If the Elantra seemed cheap, the Sentra S was like Al Yankovic: even worse. Driving it, we had the feeling of going down several notches in quality. It felt even less solid than the Elantra. Even poorer acceleration, poorer stability over roads, poorer braking. Looking under the hood, we found a tiny, tiny, seeming inch-thick radiator resembling a child's toy. The entire assembly seemed to have been randomly thrown together in the manner of American engineering of past decades, rather than the logical and orderly Japanese method we've seen. Even worse, there was a ledge at the bottom of the engine
over which the air conditioning compressor constantly dripped condensation. Now, there's a built-in rust-through situation. We exited the Sentra S quickly after testing it.
The Chevy Cruze 1LT brought a welcome change from the other 2 Asian cheapos. Climbing into the car, you at last experience a feeling of solidness, strength, and quality. Not a whole lot of it, but certainly way more than we found in the other two cars. The Cruze still has the same hard, shiny plastic dash that the other cars have, with lots of plastic parts. Additionally, we looked for the "near luxury car" feel that others have attributed to it - and we didn't find it. At all. My aged 1990's era vehicle [not a luxury car] has incomparably more of those attributes than the Cruse. But, the impression of solid quality was unmistakable.

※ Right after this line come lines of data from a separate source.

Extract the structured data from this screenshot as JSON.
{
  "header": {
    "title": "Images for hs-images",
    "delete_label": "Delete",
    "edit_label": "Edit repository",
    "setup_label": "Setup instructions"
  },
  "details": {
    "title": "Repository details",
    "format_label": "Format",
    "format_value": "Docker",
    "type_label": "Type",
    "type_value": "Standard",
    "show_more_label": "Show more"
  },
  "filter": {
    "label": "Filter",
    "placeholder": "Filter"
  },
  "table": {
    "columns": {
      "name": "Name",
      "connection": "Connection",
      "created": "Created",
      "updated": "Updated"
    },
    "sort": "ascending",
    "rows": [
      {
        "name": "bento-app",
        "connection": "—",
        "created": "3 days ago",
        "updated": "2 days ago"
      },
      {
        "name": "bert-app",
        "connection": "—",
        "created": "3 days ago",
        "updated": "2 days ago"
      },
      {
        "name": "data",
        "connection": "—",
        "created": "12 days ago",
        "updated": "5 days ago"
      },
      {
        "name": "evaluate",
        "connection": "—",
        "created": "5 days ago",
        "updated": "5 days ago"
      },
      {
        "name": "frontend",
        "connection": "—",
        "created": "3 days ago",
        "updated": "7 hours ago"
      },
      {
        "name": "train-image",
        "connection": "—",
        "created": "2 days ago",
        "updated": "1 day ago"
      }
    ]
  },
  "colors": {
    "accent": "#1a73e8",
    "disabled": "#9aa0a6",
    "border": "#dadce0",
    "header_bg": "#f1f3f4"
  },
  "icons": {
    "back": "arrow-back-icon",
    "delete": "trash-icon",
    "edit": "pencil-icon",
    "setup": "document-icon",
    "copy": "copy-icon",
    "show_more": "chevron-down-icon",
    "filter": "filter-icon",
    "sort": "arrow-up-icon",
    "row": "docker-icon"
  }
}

With the turbo engine, the Cruze had more power than the other two cars, but not that much, and the engine groaned and struggled under hard acceleration of the kind you might employ to merge onto expressways. With air conditioning running, it had even less power and more strain. The air conditioning itself was poorer than either the Sentra or Elantra. Road stability was much, much better than the other two cars we had driven, as was the steering. Looking under the hood, things were laid out better than in the other cars, and somewhat more accessible.
If we had to choose between these three cars, the hands down winner would be the Cruze. But only by default, actually. Looked at on its own, the Cruze offered inadequate acceleration and unimpressive interior appointments and quality. Those thinking that a car such as this was "near luxury class" needs an immediately reality check.